That is the main issue in terms of what is in front of us today on Gonski. But this is not the only time when the government has cut funding to schools or, indeed, has broken promises of funding to schools. I would like to highlight, for example, the Reward for School Improvement program, which the government promised in the lead-up to the last election. It was a program to provide between $75,000 and $100,000 to high schools that showed fantastic improvement, with year one reward payments to be provided in 2013. But we know that this program has been quietly dropped by the government. We heard from officials at Senate estimates that no longer is it going to be delivered in 2013. We heard that it would be delivered in 2015 at the earliest.

This program was a key condition of Mr Oakeshott, the member for Lyne, signing up to put the Labor Party into government. I have the agreements in front of me. On page 7, under 'Regional Education Investments', it says that at least $125 million of reward payments would be awarded to schools in regional Australia that have shown the most improvement in student outcomes. It was a key condition of the member for Lyne signing up and keeping Prime Minister Gillard in the Lodge, yet it is no longer going to be delivered. If the member for Lyne had any integrity, he would hold the government to account for that—but he has not; he has not said a damned thing.

Can I also give a bit of advice to the government, to the Labor Party, while I am here. If they are going to break an election promise, can I suggest that they take their election commitments down from their website. It is still actively displayed on their website that they are going to deliver this promise by 2013. I know that they took down from their website their commitment to not having a carbon tax. I would suggest that, given that you are going to break this promise also, you take the Reward for School Improvement program down from your website. It is another broken promise that is not going to be delivered and, while it is on your government website, you provide false hope for schools and school communities right across the country.

Let me continue with other cuts. The Computers in Schools program, which was introduced with great fanfare by Kevin Rudd at the 2007 election, is no longer being talked about. It has quietly disappeared. It is not going to occur anymore. But we have not heard a thing from the member for Lyne or, indeed, the education minister in relation to what has happened to the Computers in Schools program. It is the same with the trade training centres program, another program that was introduced with great fanfare. It has been suspended. Maybe we should look at the 2012 budget papers, which show that, despite a promise at the 2010 election that there would be no staff cuts to the public service, 1,145 staff will be cut from the department of education.

Mr Broadbent: Hypocrites!

Mr TUDGE: They are absolute hypocrites. They come in here and talk about cuts in other jurisdictions, but they do not have the courage to talk about their own cuts. I could go on. I am sure the members after me will talk about youth allowance and about how the member for Lyne and the other Independents failed to follow up on our proposals to increase youth allowance and make it apply to more students across regional and rural areas.

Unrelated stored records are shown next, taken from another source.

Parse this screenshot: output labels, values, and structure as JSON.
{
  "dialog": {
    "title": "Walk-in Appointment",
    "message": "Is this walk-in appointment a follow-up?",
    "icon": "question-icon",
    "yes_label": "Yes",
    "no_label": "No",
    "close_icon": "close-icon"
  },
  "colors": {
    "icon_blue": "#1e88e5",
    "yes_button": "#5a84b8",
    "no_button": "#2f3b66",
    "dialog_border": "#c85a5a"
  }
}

It is great hypocrisy for the member for Lyne to come in here and complain about education cuts. He is helping to hold up a government that is doing exactly that. There are 3,200 schools across the country at the moment that are worried about what might happen in the future if this government continues. (Time expired)